Miriam Butwin, a University of Minnesota Press journalist at an interesting time in journalism history, died January 12, at Methodist Hospital in St. Louis Park, according to a friend and former colleague of UMP. Lindsay Waters.
Butwin, 85, lived in northeast Minneapolis until she entered the Sholom home in St. Louis Park. Waters described her as “a key person in the development of the modern University of Minnesota Press.”
Waters says he helped capture national press attention in the 1970s and early 80s with his book series The Theory and History of Literature. “Nobody worked alone, and Miriam was the key player in the CEO role,” he recalls.
“Sometimes, you do things that people can’t know you’re doing,” Waters said in a phone interview from his home in Belmont, Mass.
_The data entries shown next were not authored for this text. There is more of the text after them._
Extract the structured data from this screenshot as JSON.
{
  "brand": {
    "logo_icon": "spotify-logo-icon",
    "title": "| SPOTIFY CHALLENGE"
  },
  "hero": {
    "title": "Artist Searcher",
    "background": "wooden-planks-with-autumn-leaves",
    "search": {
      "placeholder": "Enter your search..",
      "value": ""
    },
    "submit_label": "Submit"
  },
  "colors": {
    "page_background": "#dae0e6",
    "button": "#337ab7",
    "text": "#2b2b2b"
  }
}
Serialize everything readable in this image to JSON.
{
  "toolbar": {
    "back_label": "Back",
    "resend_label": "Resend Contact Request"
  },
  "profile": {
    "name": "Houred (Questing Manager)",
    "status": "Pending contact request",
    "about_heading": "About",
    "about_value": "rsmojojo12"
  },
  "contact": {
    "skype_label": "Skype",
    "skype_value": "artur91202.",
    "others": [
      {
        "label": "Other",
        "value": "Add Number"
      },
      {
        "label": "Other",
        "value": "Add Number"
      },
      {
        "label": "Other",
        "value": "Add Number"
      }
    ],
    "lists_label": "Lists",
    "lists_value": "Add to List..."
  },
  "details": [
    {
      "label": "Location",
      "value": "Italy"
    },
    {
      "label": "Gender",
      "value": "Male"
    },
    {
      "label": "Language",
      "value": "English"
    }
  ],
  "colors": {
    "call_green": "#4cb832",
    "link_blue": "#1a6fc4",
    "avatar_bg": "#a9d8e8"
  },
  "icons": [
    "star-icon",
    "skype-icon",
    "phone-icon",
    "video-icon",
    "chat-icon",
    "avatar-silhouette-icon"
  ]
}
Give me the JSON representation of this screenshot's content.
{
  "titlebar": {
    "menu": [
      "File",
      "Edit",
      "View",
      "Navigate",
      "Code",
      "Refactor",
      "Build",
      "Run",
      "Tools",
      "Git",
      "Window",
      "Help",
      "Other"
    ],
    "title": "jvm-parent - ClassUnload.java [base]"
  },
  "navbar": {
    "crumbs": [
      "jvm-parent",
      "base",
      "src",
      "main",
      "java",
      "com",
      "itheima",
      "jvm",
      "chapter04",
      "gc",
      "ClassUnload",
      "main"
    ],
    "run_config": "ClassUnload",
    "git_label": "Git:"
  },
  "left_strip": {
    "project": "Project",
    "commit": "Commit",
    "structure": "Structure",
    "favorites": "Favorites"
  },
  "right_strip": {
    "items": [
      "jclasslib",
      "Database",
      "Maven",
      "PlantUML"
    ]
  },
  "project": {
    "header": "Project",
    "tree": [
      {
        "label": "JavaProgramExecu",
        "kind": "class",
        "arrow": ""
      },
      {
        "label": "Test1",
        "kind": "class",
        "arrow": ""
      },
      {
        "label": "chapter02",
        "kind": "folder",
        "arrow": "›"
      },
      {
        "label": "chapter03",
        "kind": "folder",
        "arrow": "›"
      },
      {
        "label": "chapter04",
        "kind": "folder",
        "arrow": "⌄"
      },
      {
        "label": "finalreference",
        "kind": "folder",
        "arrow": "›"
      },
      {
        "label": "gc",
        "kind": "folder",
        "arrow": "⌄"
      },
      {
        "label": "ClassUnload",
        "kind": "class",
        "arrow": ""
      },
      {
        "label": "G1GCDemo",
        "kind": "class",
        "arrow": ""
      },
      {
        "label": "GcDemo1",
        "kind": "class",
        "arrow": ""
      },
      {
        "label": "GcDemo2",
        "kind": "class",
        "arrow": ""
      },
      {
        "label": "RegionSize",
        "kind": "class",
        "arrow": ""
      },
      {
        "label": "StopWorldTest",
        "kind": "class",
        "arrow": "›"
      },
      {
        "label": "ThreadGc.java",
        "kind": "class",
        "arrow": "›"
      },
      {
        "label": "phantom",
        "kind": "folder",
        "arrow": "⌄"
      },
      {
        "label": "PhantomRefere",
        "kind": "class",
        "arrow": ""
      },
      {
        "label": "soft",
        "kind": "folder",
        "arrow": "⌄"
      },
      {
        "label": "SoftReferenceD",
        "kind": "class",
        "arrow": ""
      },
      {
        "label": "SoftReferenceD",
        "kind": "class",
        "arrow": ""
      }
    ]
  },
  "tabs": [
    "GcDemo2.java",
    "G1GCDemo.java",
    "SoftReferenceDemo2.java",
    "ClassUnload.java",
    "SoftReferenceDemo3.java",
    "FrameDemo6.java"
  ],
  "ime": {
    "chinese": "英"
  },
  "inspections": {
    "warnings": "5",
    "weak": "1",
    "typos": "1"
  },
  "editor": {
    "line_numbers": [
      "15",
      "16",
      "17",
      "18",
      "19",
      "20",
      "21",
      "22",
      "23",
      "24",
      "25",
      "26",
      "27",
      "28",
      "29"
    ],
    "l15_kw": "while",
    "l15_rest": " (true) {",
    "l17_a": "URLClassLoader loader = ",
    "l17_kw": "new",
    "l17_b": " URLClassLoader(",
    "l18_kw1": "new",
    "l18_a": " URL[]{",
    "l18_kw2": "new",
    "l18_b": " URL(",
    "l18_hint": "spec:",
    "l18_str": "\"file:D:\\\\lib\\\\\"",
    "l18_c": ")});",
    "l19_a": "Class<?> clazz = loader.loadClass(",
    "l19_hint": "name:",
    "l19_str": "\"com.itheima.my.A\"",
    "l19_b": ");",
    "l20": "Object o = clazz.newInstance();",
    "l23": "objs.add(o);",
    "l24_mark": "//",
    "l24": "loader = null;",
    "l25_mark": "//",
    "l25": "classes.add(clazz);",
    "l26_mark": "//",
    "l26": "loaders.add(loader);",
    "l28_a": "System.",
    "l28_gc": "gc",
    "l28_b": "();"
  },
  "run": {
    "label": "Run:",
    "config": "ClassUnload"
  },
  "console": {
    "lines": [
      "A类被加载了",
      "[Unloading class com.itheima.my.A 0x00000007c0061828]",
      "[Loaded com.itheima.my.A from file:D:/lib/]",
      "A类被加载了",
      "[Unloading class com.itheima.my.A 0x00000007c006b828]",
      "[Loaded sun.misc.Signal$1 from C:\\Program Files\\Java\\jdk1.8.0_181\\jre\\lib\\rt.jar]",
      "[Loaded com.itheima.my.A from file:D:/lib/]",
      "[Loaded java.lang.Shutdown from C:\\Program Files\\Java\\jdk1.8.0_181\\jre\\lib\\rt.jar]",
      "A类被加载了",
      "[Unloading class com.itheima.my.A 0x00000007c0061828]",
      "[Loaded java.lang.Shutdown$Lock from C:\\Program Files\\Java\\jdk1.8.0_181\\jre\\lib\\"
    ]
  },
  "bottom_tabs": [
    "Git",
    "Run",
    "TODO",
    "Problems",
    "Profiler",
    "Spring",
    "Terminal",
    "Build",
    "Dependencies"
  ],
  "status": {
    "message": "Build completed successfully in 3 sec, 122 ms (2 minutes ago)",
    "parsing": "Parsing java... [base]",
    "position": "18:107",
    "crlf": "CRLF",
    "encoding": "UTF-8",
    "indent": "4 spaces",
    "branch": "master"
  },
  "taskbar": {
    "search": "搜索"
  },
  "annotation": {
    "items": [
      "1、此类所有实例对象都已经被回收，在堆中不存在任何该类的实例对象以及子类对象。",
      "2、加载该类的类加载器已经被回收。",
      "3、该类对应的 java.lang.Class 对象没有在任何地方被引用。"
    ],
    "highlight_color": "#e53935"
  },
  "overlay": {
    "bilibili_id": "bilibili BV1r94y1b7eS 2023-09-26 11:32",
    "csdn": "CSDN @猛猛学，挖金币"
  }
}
“No one expected University of Minnesota Press became the leading publisher of literary theory in the United States at a time when that theory was gaining prominence. It’s interesting that our books come from a place that other people can’t even find on a map. People from the coast call us ‘land across the sea’ but we have become Lake Itasca for the literary theory boom in the United States that has been covered by the New York Times and Chronicle of Higher Education and other publications to these books. “
Butwin is the daughter of Frances and Julius Butwin, who ran Bookhunters in Minneapolis’ Dinkytown bookstore in the 1940s. Together they translated works by Yiddish writer Sholom Aleichem, including stories that inspired ” Fiddler on the Roof. ”
After Butwin left the University of Minnesota Press, she worked for many years for B. Dalton Booksellers.
Butwin’s siblings Joseph of Seattle, and David of Oleona, NJ David is a “gofer” at Pioneer Press and writes for the Minneapolis Tribune. His memoir about growing up in St Paul’s Highland Park is titled, “A Minnesota Kid: In Search of Heroes and Ghosts. ”
https://www.twincities.com/2022/01/14/obituary-miriam-butwin-was-instrumental-in-growth-of-university-of-minnesota-press/ Miriam Butwin was instrumental in the development of the University of Minnesota Press